I see two fan headers in that picture. The 4-pin PWM CPU_FAN header is on the top edge of the board next to the blue RAM slot latch. The CHA_FAN 3-pin header is just above the "GPU NOS" wording.

I just checked the Asus site... they've already released 10 versions of the BIOS. A lot of BIOS fixing is my guess. One of the releases mentions keyboard detection. Update to the latest (0906) and see if that fixes some of your problems with fan speed and keyboard detection.

Another good low-profile HSF is the Scythe Big Shuriken.
May 26, 2010 4:04:48 PM

That header is designed for some feature called GPU_NOS. I figured it was something for a GPU Fan, didn't think I wanted to mess with it.

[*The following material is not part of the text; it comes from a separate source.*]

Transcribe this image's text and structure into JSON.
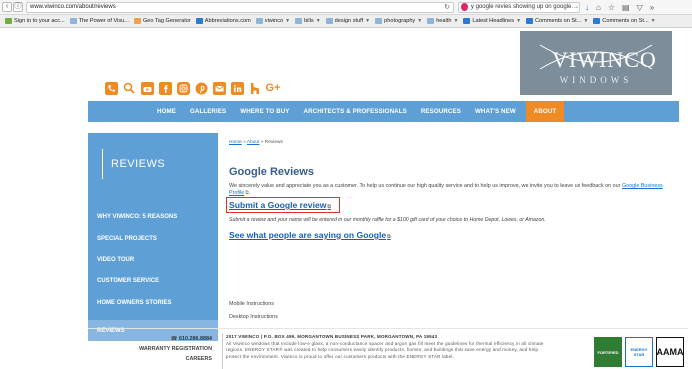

I'm about to flash my BIOS but the BIOS isn't recognizing the USB thumb drive. And I really don't want to use a windows based flash program as I hear those are icky.
May 26, 2010 4:16:50 PM

Is your flash drive formatted FAT32?

If it's NTFS the BIOS won't see it.
May 26, 2010 4:18:06 PM

BTW, the "GPU NOS" is not referring to the header. If you look above the header it has "CHA_FAN" which stands for chassis fan. It's for a single case fan.
May 26, 2010 5:03:59 PM

Ah ok thanks, I ended up drilling some cut outs in the side of my entertainment center to help with airflow at the area of the 120mm fans.

Also right now I am tinkering around with Q-Fan. You were right it was set to Disabled, meaning the fan was set to 100% from the BIOS. Initially I had great success by setting it to enabled, starting my fan voltage to 4.0 rather than 5.0. The only thing that confuses me is it only has 2 other settings:

Fan Auto Mode Start Speed Temp - 25C
Fan Auto Mode Full Speed Temp - 55C

So I assume that if you have a temp > 25C that means it will actively adjust fan speed to react to increases in temperature.

With 55C being the top end, when it reaches 55C it will be 100%

So this stuff only becomes an option when I enabled Q-Fan. If Q-Fan is disabled, I simply get 100% all the time. But it is manually adjustable in Speedfan.

If I enable Q-Fan, I can't adjust the fan speed in Speed Fan, and it still slowly creeps back up to 6000+ RPM.

While posting this I did add a 80mm fan to the back as an intake blowing air across the motherboard. Maybe I should make it another exhaust?
May 30, 2010 5:48:38 PM

Best answer selected by cmcghee358.
May 30, 2010 5:52:09 PM

Just to follow up. I added 2 more 80mm fans to my HTPC case. I determined that the minimal clearance on each side was the biggest contributing factor. When the case temp increased the CPU fan spun up to cool the CPU.

I drilled 2 2" holes in my entertainment center at the location of the 120mm side fan, I drilled another 2" hole at the location of the PSU, and a 4th 2" hole in the rear where I added another 80mm exhaust fan.

I finished it up with an 80mm intake fan in the front drawing air in from the bottom.

Currently the fan speed stays around 2000-3000. With temps at about 40-42 across the board.

Next weekend I will be adding some IC24 TIM in the hopes of dropping another 3-4C and hopefully the fan will adjust under 2000 RPM.

Thanks for all your help boss. Especially with the BIOS and fan header :)